BEGIN
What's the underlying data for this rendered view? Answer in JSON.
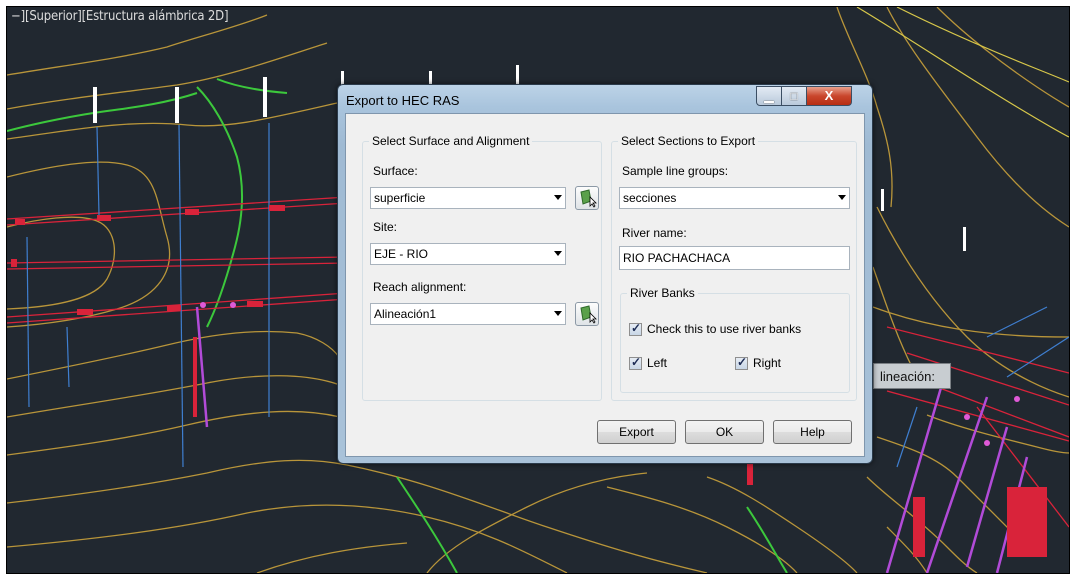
{
  "viewport": {
    "label": "−][Superior][Estructura alámbrica 2D]",
    "tooltip_text": "lineación:"
  },
  "colors": {
    "drawing_background": "#212830",
    "contour": "#b8953a",
    "centerline_green": "#3cc83c",
    "section_red": "#d9233a",
    "section_blue": "#3f7fd0",
    "station_purple": "#b24bd8"
  },
  "dialog": {
    "title": "Export to HEC RAS",
    "left_group": {
      "title": "Select Surface and Alignment",
      "surface_label": "Surface:",
      "surface_value": "superficie",
      "site_label": "Site:",
      "site_value": "EJE - RIO",
      "reach_label": "Reach alignment:",
      "reach_value": "Alineación1"
    },
    "right_group": {
      "title": "Select Sections to Export",
      "sample_label": "Sample line groups:",
      "sample_value": "secciones",
      "river_name_label": "River name:",
      "river_name_value": "RIO PACHACHACA",
      "banks": {
        "title": "River Banks",
        "use_banks_label": "Check this to use river banks",
        "use_banks_checked": true,
        "left_label": "Left",
        "left_checked": true,
        "right_label": "Right",
        "right_checked": true
      }
    },
    "buttons": {
      "export": "Export",
      "ok": "OK",
      "help": "Help"
    }
  }
}
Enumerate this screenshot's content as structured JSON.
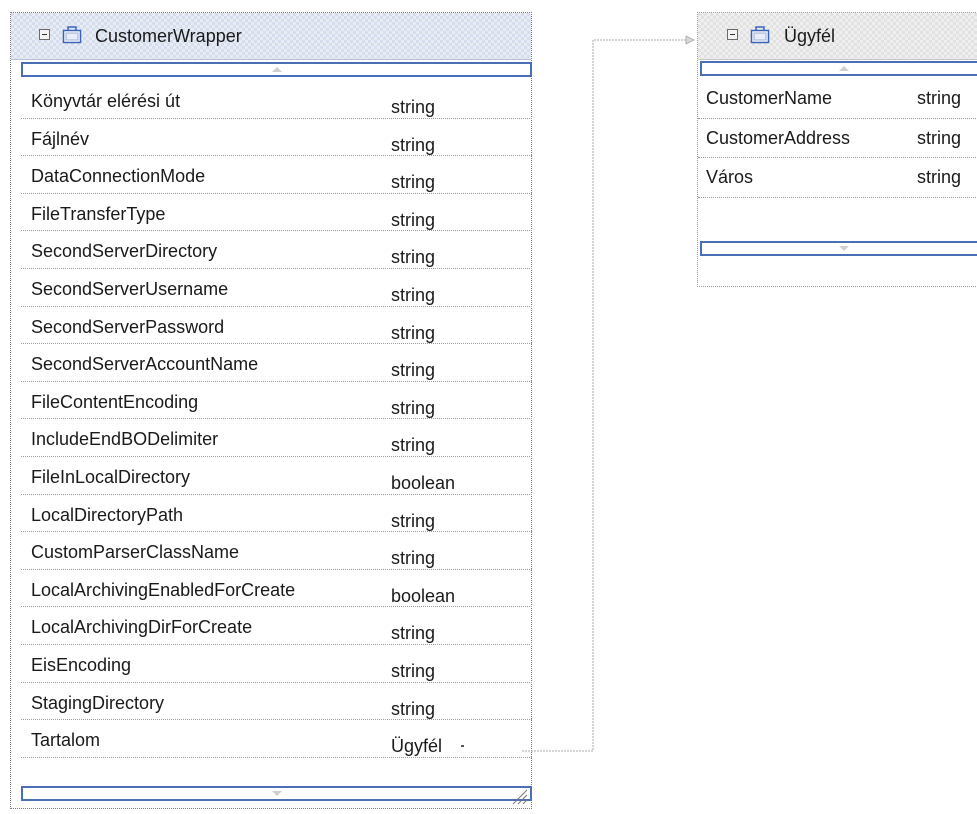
{
  "left_box": {
    "title": "CustomerWrapper",
    "rows": [
      {
        "name": "Könyvtár elérési út",
        "type": "string"
      },
      {
        "name": "Fájlnév",
        "type": "string"
      },
      {
        "name": "DataConnectionMode",
        "type": "string"
      },
      {
        "name": "FileTransferType",
        "type": "string"
      },
      {
        "name": "SecondServerDirectory",
        "type": "string"
      },
      {
        "name": "SecondServerUsername",
        "type": "string"
      },
      {
        "name": "SecondServerPassword",
        "type": "string"
      },
      {
        "name": "SecondServerAccountName",
        "type": "string"
      },
      {
        "name": "FileContentEncoding",
        "type": "string"
      },
      {
        "name": "IncludeEndBODelimiter",
        "type": "string"
      },
      {
        "name": "FileInLocalDirectory",
        "type": "boolean"
      },
      {
        "name": "LocalDirectoryPath",
        "type": "string"
      },
      {
        "name": "CustomParserClassName",
        "type": "string"
      },
      {
        "name": "LocalArchivingEnabledForCreate",
        "type": "boolean"
      },
      {
        "name": "LocalArchivingDirForCreate",
        "type": "string"
      },
      {
        "name": " EisEncoding",
        "type": "string"
      },
      {
        "name": "StagingDirectory",
        "type": "string"
      },
      {
        "name": "Tartalom",
        "type": "Ügyfél"
      }
    ]
  },
  "right_box": {
    "title": "Ügyfél",
    "rows": [
      {
        "name": "CustomerName",
        "type": "string"
      },
      {
        "name": "CustomerAddress",
        "type": "string"
      },
      {
        "name": "Város",
        "type": "string"
      }
    ]
  },
  "colors": {
    "scrollbar_border": "#4a6fb6",
    "header_blue": "#d6deed",
    "header_gray": "#e2e2e2"
  }
}
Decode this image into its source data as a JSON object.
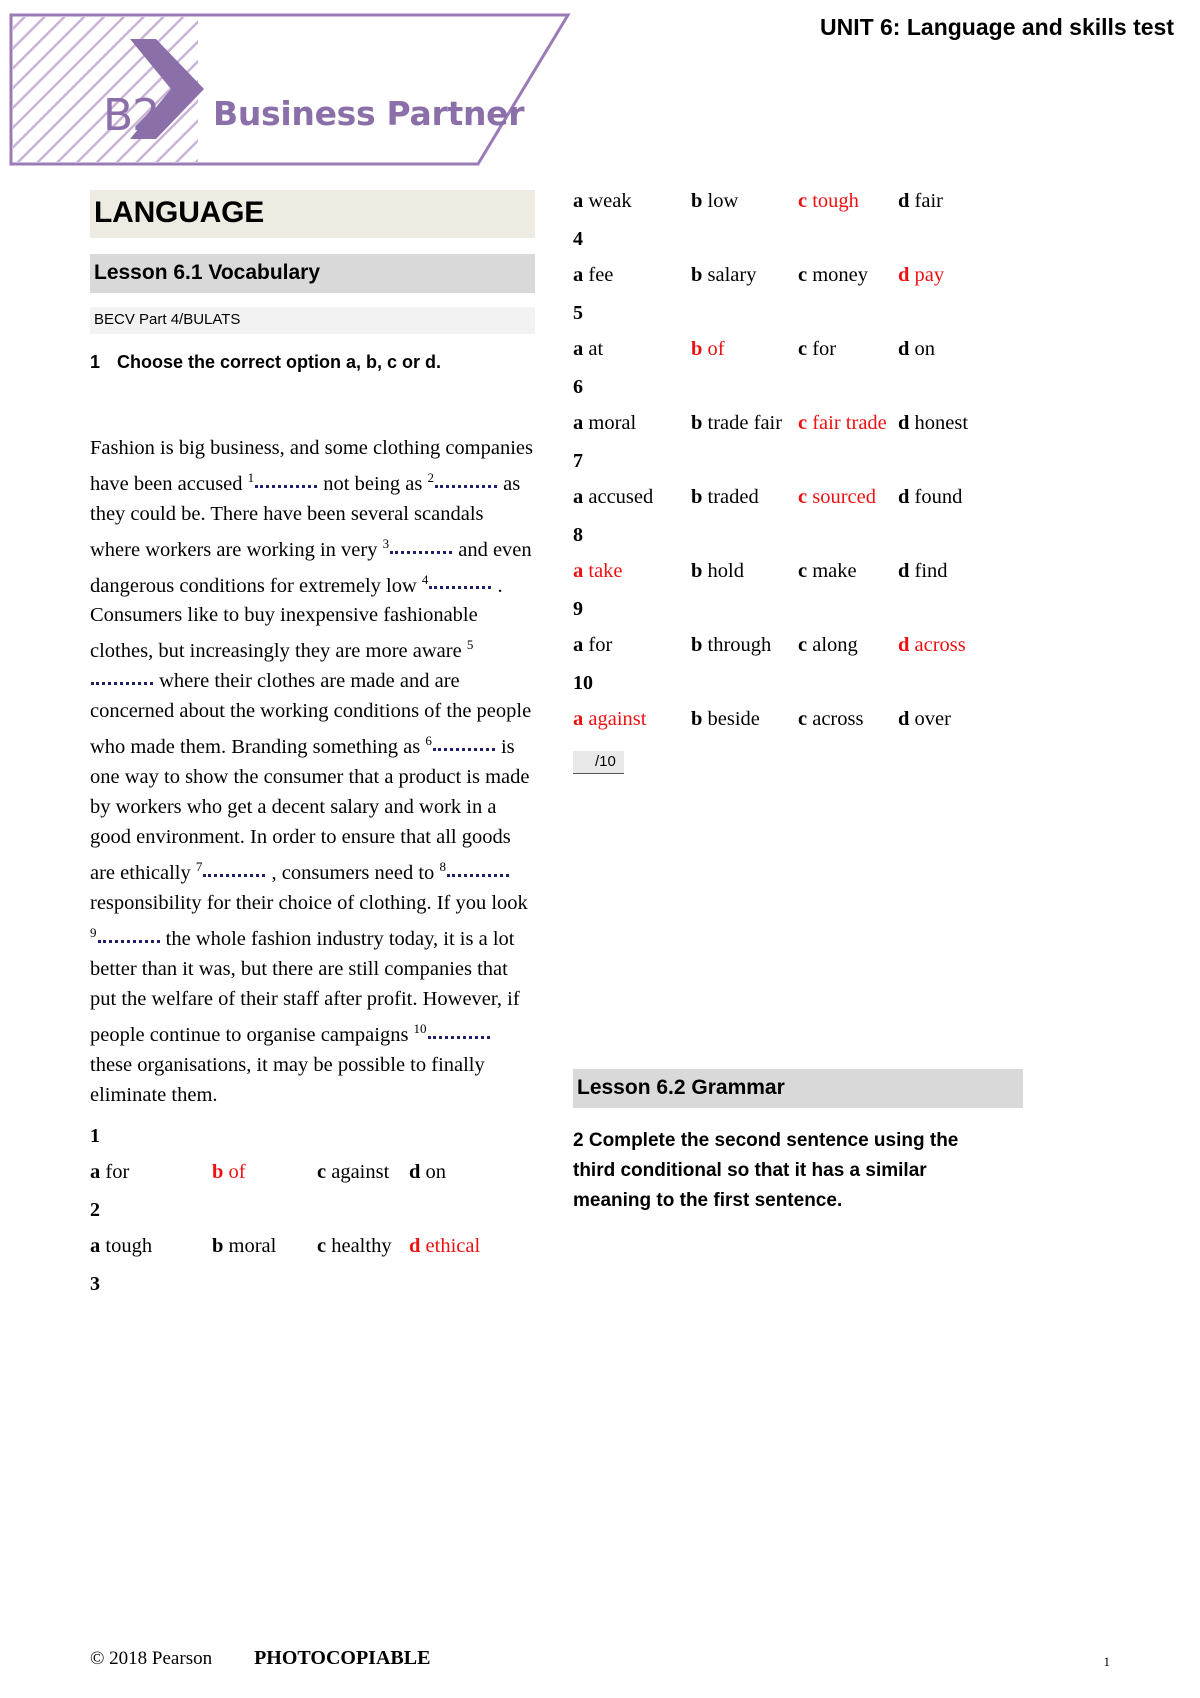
{
  "header": {
    "unit_title": "UNIT 6: Language and skills test",
    "logo": {
      "level": "B2",
      "brand": "Business Partner",
      "accent_color": "#8a6fa8"
    }
  },
  "left_column": {
    "section_title": "LANGUAGE",
    "lesson_title": "Lesson 6.1 Vocabulary",
    "exam_ref": "BECV Part 4/BULATS",
    "exercise_number": "1",
    "exercise_instruction": "Choose the correct option a, b, c or d.",
    "passage_segments": [
      {
        "type": "text",
        "value": "Fashion is big business, and some clothing companies have been accused "
      },
      {
        "type": "blank",
        "value": "1"
      },
      {
        "type": "text",
        "value": " not being as "
      },
      {
        "type": "blank",
        "value": "2"
      },
      {
        "type": "text",
        "value": " as they could be. There have been several scandals where workers are working in very "
      },
      {
        "type": "blank",
        "value": "3"
      },
      {
        "type": "text",
        "value": " and even dangerous conditions for extremely low "
      },
      {
        "type": "blank",
        "value": "4"
      },
      {
        "type": "text",
        "value": " . Consumers like to buy inexpensive fashionable clothes, but increasingly they are more aware "
      },
      {
        "type": "blank",
        "value": "5"
      },
      {
        "type": "text",
        "value": " where their clothes are made and are concerned about the working conditions of the people who made them. Branding something as "
      },
      {
        "type": "blank",
        "value": "6"
      },
      {
        "type": "text",
        "value": " is one way to show the consumer that a product is made by workers who get a decent salary and work in a good environment. In order to ensure that all goods are ethically "
      },
      {
        "type": "blank",
        "value": "7"
      },
      {
        "type": "text",
        "value": " , consumers need to "
      },
      {
        "type": "blank",
        "value": "8"
      },
      {
        "type": "text",
        "value": " responsibility for their choice of clothing. If you look "
      },
      {
        "type": "blank",
        "value": "9"
      },
      {
        "type": "text",
        "value": " the whole fashion industry today, it is a lot better than it was, but there are still companies that put the welfare of their staff after profit. However, if people continue to organise campaigns "
      },
      {
        "type": "blank",
        "value": "10"
      },
      {
        "type": "text",
        "value": " these organisations, it may be possible to finally eliminate them."
      }
    ],
    "questions": [
      {
        "number": "1",
        "options": [
          {
            "letter": "a",
            "text": "for",
            "correct": false
          },
          {
            "letter": "b",
            "text": "of",
            "correct": true
          },
          {
            "letter": "c",
            "text": "against",
            "correct": false
          },
          {
            "letter": "d",
            "text": "on",
            "correct": false
          }
        ]
      },
      {
        "number": "2",
        "options": [
          {
            "letter": "a",
            "text": "tough",
            "correct": false
          },
          {
            "letter": "b",
            "text": "moral",
            "correct": false
          },
          {
            "letter": "c",
            "text": "healthy",
            "correct": false
          },
          {
            "letter": "d",
            "text": "ethical",
            "correct": true
          }
        ]
      },
      {
        "number": "3",
        "options": []
      }
    ]
  },
  "right_column": {
    "questions": [
      {
        "number": "",
        "options": [
          {
            "letter": "a",
            "text": "weak",
            "correct": false
          },
          {
            "letter": "b",
            "text": "low",
            "correct": false
          },
          {
            "letter": "c",
            "text": "tough",
            "correct": true
          },
          {
            "letter": "d",
            "text": "fair",
            "correct": false
          }
        ]
      },
      {
        "number": "4",
        "options": [
          {
            "letter": "a",
            "text": "fee",
            "correct": false
          },
          {
            "letter": "b",
            "text": "salary",
            "correct": false
          },
          {
            "letter": "c",
            "text": "money",
            "correct": false
          },
          {
            "letter": "d",
            "text": "pay",
            "correct": true
          }
        ]
      },
      {
        "number": "5",
        "options": [
          {
            "letter": "a",
            "text": "at",
            "correct": false
          },
          {
            "letter": "b",
            "text": "of",
            "correct": true
          },
          {
            "letter": "c",
            "text": "for",
            "correct": false
          },
          {
            "letter": "d",
            "text": "on",
            "correct": false
          }
        ]
      },
      {
        "number": "6",
        "options": [
          {
            "letter": "a",
            "text": "moral",
            "correct": false
          },
          {
            "letter": "b",
            "text": "trade fair",
            "correct": false
          },
          {
            "letter": "c",
            "text": "fair trade",
            "correct": true
          },
          {
            "letter": "d",
            "text": "honest",
            "correct": false
          }
        ]
      },
      {
        "number": "7",
        "options": [
          {
            "letter": "a",
            "text": "accused",
            "correct": false
          },
          {
            "letter": "b",
            "text": "traded",
            "correct": false
          },
          {
            "letter": "c",
            "text": "sourced",
            "correct": true
          },
          {
            "letter": "d",
            "text": "found",
            "correct": false
          }
        ]
      },
      {
        "number": "8",
        "options": [
          {
            "letter": "a",
            "text": "take",
            "correct": true
          },
          {
            "letter": "b",
            "text": "hold",
            "correct": false
          },
          {
            "letter": "c",
            "text": "make",
            "correct": false
          },
          {
            "letter": "d",
            "text": "find",
            "correct": false
          }
        ]
      },
      {
        "number": "9",
        "options": [
          {
            "letter": "a",
            "text": "for",
            "correct": false
          },
          {
            "letter": "b",
            "text": "through",
            "correct": false
          },
          {
            "letter": "c",
            "text": "along",
            "correct": false
          },
          {
            "letter": "d",
            "text": "across",
            "correct": true
          }
        ]
      },
      {
        "number": "10",
        "options": [
          {
            "letter": "a",
            "text": "against",
            "correct": true
          },
          {
            "letter": "b",
            "text": "beside",
            "correct": false
          },
          {
            "letter": "c",
            "text": "across",
            "correct": false
          },
          {
            "letter": "d",
            "text": "over",
            "correct": false
          }
        ]
      }
    ],
    "score_label": "/10",
    "lesson2_title": "Lesson 6.2 Grammar",
    "exercise2_instruction": "2 Complete the second sentence using the third conditional so that it has a similar meaning to the first sentence."
  },
  "footer": {
    "copyright": "© 2018 Pearson",
    "photocopiable": "PHOTOCOPIABLE",
    "page_number": "1"
  }
}
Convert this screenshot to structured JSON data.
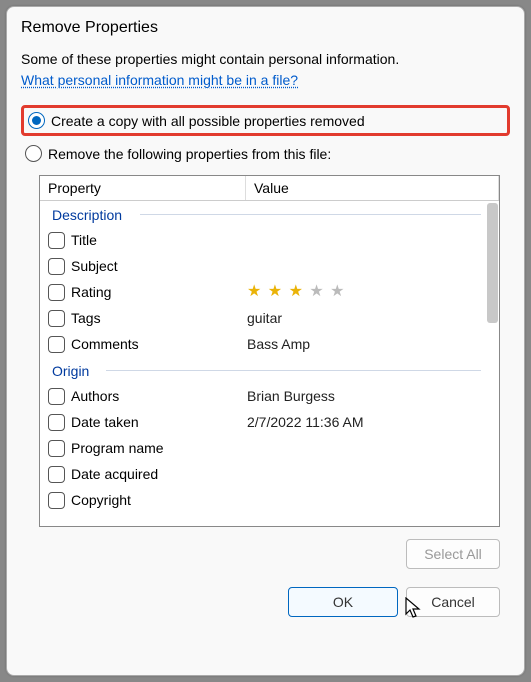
{
  "title": "Remove Properties",
  "intro_text": "Some of these properties might contain personal information.",
  "intro_link": "What personal information might be in a file?",
  "option_create_copy": "Create a copy with all possible properties removed",
  "option_remove_following": "Remove the following properties from this file:",
  "headers": {
    "property": "Property",
    "value": "Value"
  },
  "groups": {
    "description": {
      "label": "Description",
      "items": [
        {
          "name": "Title",
          "value": ""
        },
        {
          "name": "Subject",
          "value": ""
        },
        {
          "name": "Rating",
          "value": "3/5"
        },
        {
          "name": "Tags",
          "value": "guitar"
        },
        {
          "name": "Comments",
          "value": "Bass Amp"
        }
      ]
    },
    "origin": {
      "label": "Origin",
      "items": [
        {
          "name": "Authors",
          "value": "Brian Burgess"
        },
        {
          "name": "Date taken",
          "value": "2/7/2022 11:36 AM"
        },
        {
          "name": "Program name",
          "value": ""
        },
        {
          "name": "Date acquired",
          "value": ""
        },
        {
          "name": "Copyright",
          "value": ""
        }
      ]
    }
  },
  "buttons": {
    "select_all": "Select All",
    "ok": "OK",
    "cancel": "Cancel"
  }
}
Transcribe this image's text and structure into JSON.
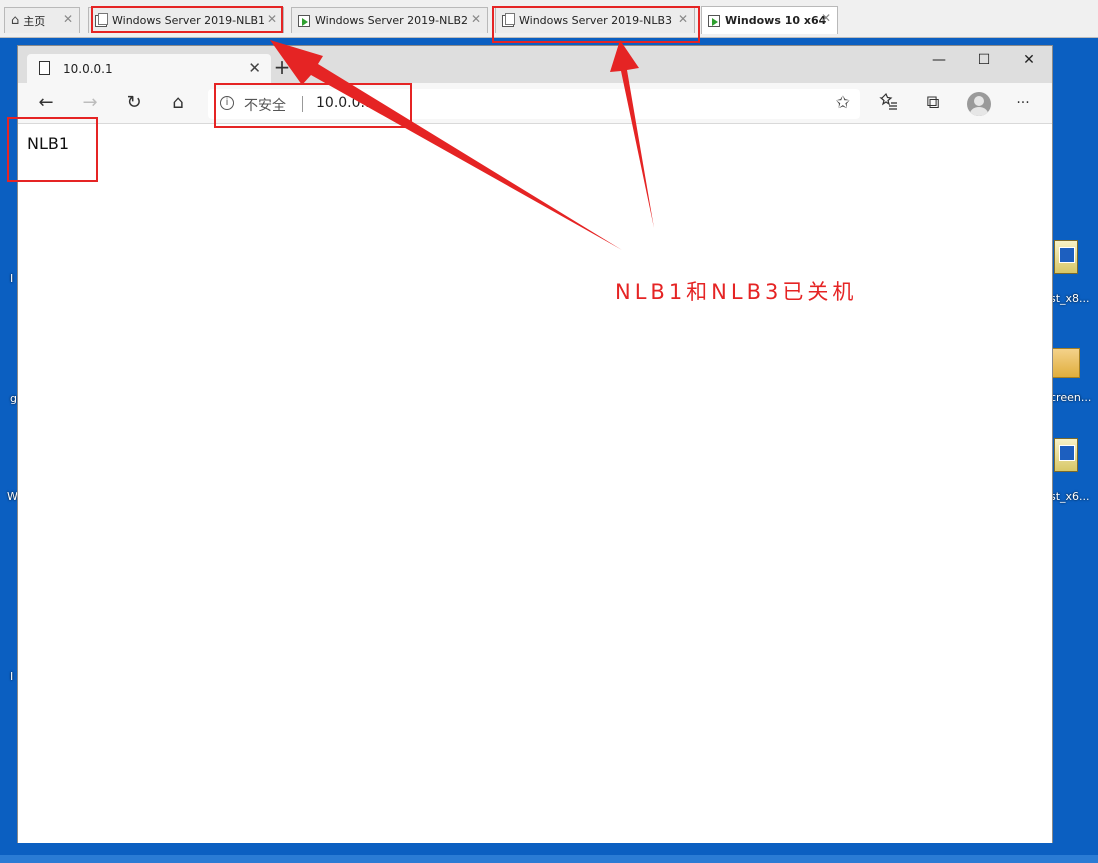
{
  "vm_tabs": [
    {
      "label": "主页",
      "icon": "home-icon"
    },
    {
      "label": "Windows Server 2019-NLB1",
      "icon": "vm-off-icon"
    },
    {
      "label": "Windows Server 2019-NLB2",
      "icon": "vm-running-icon"
    },
    {
      "label": "Windows Server 2019-NLB3",
      "icon": "vm-off-icon"
    },
    {
      "label": "Windows 10 x64",
      "icon": "vm-running-icon",
      "active": true
    }
  ],
  "vm_tab_close": "✕",
  "desktop": {
    "labels": [
      "st_x8...",
      "creen...",
      "st_x6..."
    ],
    "left_glyphs": [
      "I",
      "g",
      "W",
      "I"
    ]
  },
  "browser": {
    "tab_title": "10.0.0.1",
    "tab_close": "✕",
    "new_tab": "+",
    "window_controls": {
      "minimize": "—",
      "maximize": "☐",
      "close": "✕"
    },
    "toolbar": {
      "back": "←",
      "forward": "→",
      "refresh": "↻",
      "home": "⌂",
      "favorites": "✩",
      "collections": "⧉",
      "more": "···"
    },
    "address": {
      "security_label": "不安全",
      "url": "10.0.0.1",
      "info": "i"
    },
    "page_text": "NLB1"
  },
  "annotation": {
    "text": "NLB1和NLB3已关机",
    "color": "#e52424"
  }
}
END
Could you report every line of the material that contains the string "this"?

> _ANSWER TO THE EXERCISE_:
What's the underlying data for this rendered view? Answer in JSON.
        "use_banks_label": "Check this to use river banks",
Enumerate this screenshot's content as structured JSON.
Decode this image into its source data as a JSON object.
Convert this screenshot to structured JSON data.
  "option_remove_following": "Remove the following properties from this file:",
Transcribe this image's text and structure into JSON.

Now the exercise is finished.